The following notice has been attached to all three ports of entry to be adhered until "we return to some kind of normal".
A six-step guide to (safe) browsing à la Love Books:
1. Wear a mask at all times.
2. Sanitise your hands with the hand sanitiser provided.
3. Practice social distancing and stay 2m away from other shoppers.
4. Stand away from the desk at the till point.
5. We recommend you tap your card or use SnapScan.
6. We will allow a maximum of five people in the shop at one time.
Said hand sanitiser was placed alongside a handwritten note urging patrons to cleanse their extremities and don a pair of disposable gloves for (safe) browsing.
Step six certainly was complied with - there were only four other clients in the store. (Day one of their sale saw so many mense rock up that a handful of the maddening crowd were asked to "please leave and come back later". And return they did.)
A distinguished oom in an armchair, alternating between adjusting his glasses and Tommy Shelby cap as his gloved hands carefully paged through the tome in his lap, was one.
A woman with two bookish bambinas making a determined bee-line towards the children's books' section were the remaining three.
Before book stores nationwide were legally obliged to remain shut to the public, a regular fixture on their social calendar was that of the perennially popular book launch: evenings of merriment devoted to all things literature and mahala vino.
Herewith a small intro to book launches BCE (Before Covid Era) and book launches DCE (During Covid Era):
Book launches BCE:

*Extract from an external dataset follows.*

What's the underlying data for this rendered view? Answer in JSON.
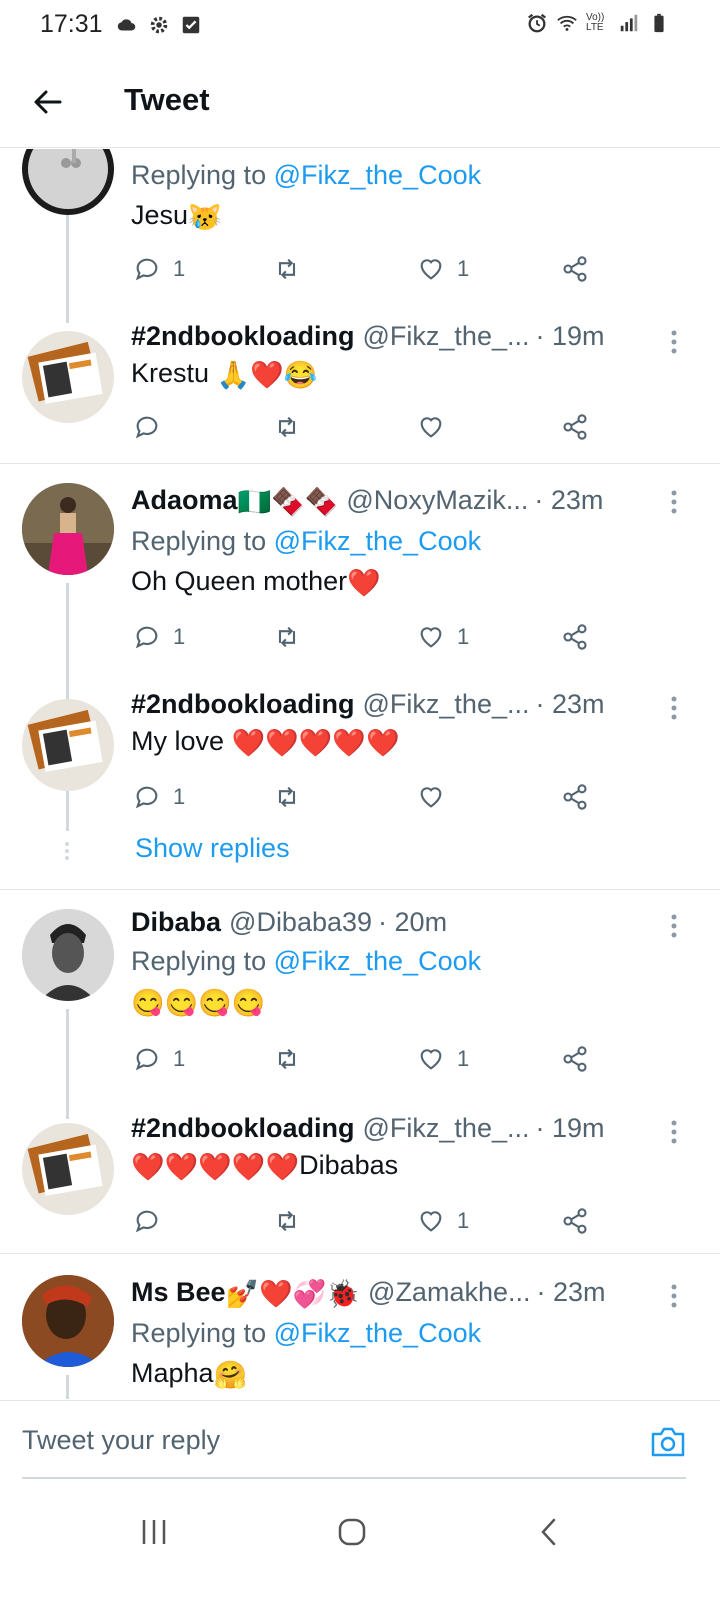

From impersonations of modern-day Troilus' and Criseydes' (yes, fainting spells have occurred during over-attended launches - RSVPs = NB) to adjacent spaces being utilised to accommodate audiences (such as Service Station, the restaurant-cum-deli directly beside Love Books), these events were diarised and frequented by local readers - with a meaning that skriks for niks.

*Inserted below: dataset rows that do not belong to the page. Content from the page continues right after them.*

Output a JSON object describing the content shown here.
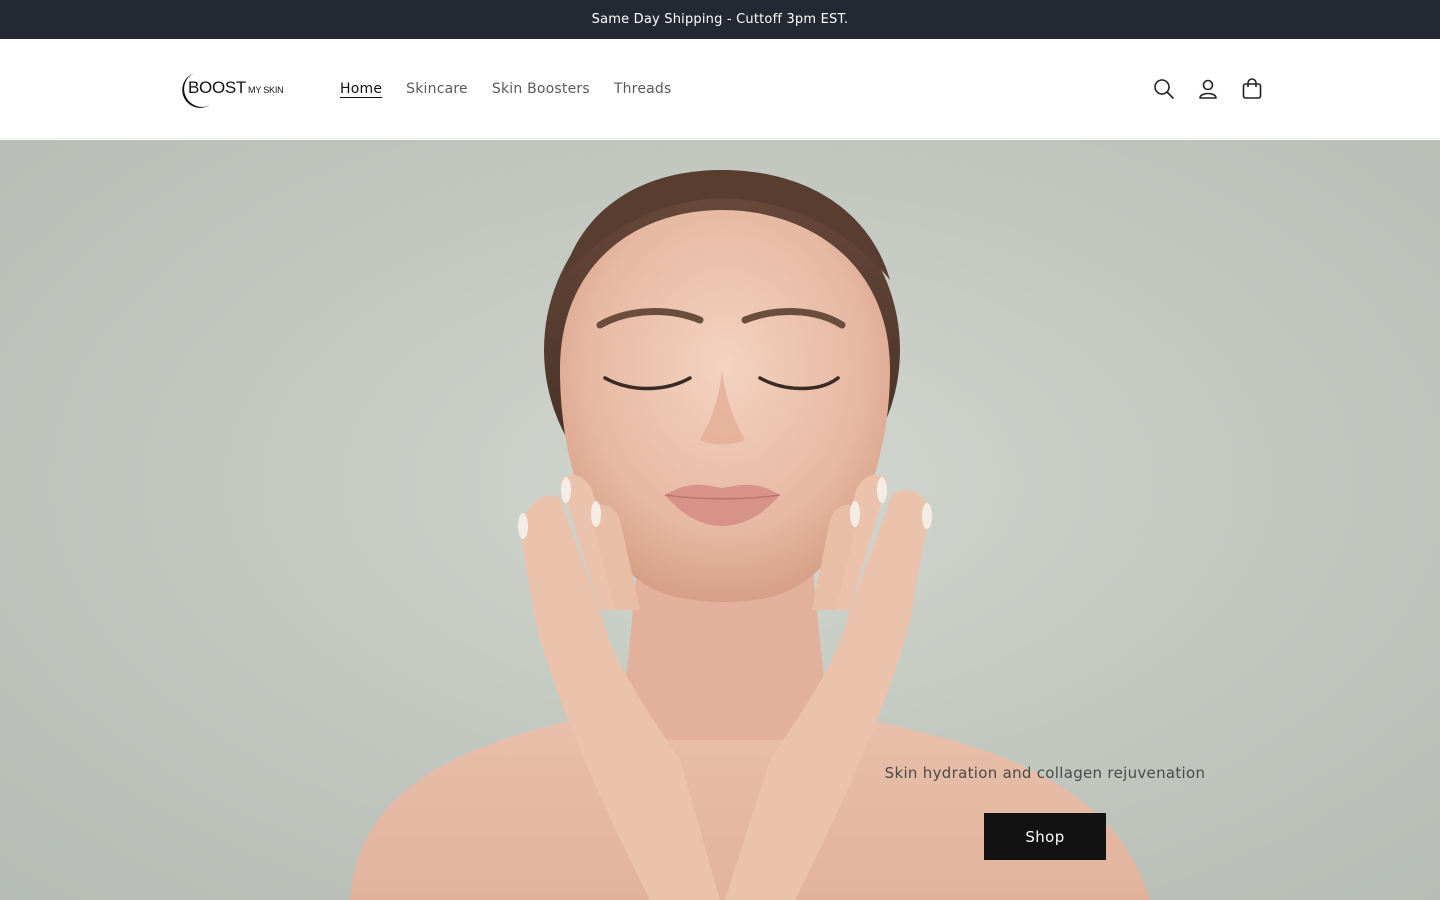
{
  "announcement": {
    "text": "Same Day Shipping - Cuttoff 3pm EST."
  },
  "brand": {
    "logo_main": "BOOST",
    "logo_sub": "MY SKIN"
  },
  "nav": {
    "items": [
      {
        "label": "Home",
        "active": true
      },
      {
        "label": "Skincare",
        "active": false
      },
      {
        "label": "Skin Boosters",
        "active": false
      },
      {
        "label": "Threads",
        "active": false
      }
    ]
  },
  "header_icons": [
    "search-icon",
    "account-icon",
    "cart-icon"
  ],
  "hero": {
    "image": "woman-touching-face-portrait",
    "caption": "Skin hydration and collagen rejuvenation",
    "button_label": "Shop"
  },
  "colors": {
    "announcement_bg": "#242833",
    "button_bg": "#121212",
    "hero_bg": "#c5cac3"
  }
}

Exhibit A: the Love Books launch of Shirley Gunn and Shanil Haricharan's Voices from the Underground: Eighteen Life Stories from Umkhonto We Sizwe’s Ashley Kriel Detachment back in October 2019 which was ultimately hosted in Service Station. (That's some crowd, nè?)

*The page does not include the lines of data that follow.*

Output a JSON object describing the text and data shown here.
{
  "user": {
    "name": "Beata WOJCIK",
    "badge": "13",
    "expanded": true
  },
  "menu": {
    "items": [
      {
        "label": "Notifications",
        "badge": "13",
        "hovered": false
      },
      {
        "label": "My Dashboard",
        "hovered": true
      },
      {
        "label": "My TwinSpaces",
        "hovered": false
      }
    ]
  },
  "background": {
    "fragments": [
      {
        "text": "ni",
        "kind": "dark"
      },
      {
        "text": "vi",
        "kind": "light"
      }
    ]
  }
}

Book launches DCE:
Everyone's favourite mode of lockdown-communication (howzit, Zoom!), Facebook's video streaming services and Instagram LIVE have all been employed by publishers as URL alternatives to the IRL experience.
And yes, virtual launches don't offer you the opportunity to pose for a selfie with the author or to rehearse your pseudo-intellectual question during the panel discussion, only to fluff it after hesitantly raising your hand and inarticulately posing said question to the scribe come Q&A session. (I'm an erudite English major, promise.)
And no, the digital nature thereof doesn't detract from the true purpose of a book launch: the opportunity for a writer to consider their craft before a receptive and appreciative audience. Plus, those who suffer from mic fright have found solace in responding with emojis as opposed to literally voicing their opinions. (See above.)
But sho (Madjozi), being surrounded by fellow bibliophiles while listening to an author chat about their writerly adroitness is as sorely missed as Marlboro Golds. (*cue "no woman, no cry/no skyf, no gwaai / Sharps aren't a vibe"*.)
Oh, and forget Madonna's 1992 classic Sex, for hygiene spray is your new coffee table centrepiece.
Two masked millennials entered as the woman with the budding bibliophiles took their leave (in keeping with the "maximum of five people in the shop at one time" rule).
Neither of the kiddies seemed to have made up their minds about which books they'd be keen to read, but as the lady accompanying them said in a reassuring tone: "It's okay, we can come back tomorrow."
And, yoh, did those seven words not resonate with boekwurms throughout this nca country of ours, for to paraphrase the immortal words of one Arnie Schwarzenegger: "We'll most certainly be back."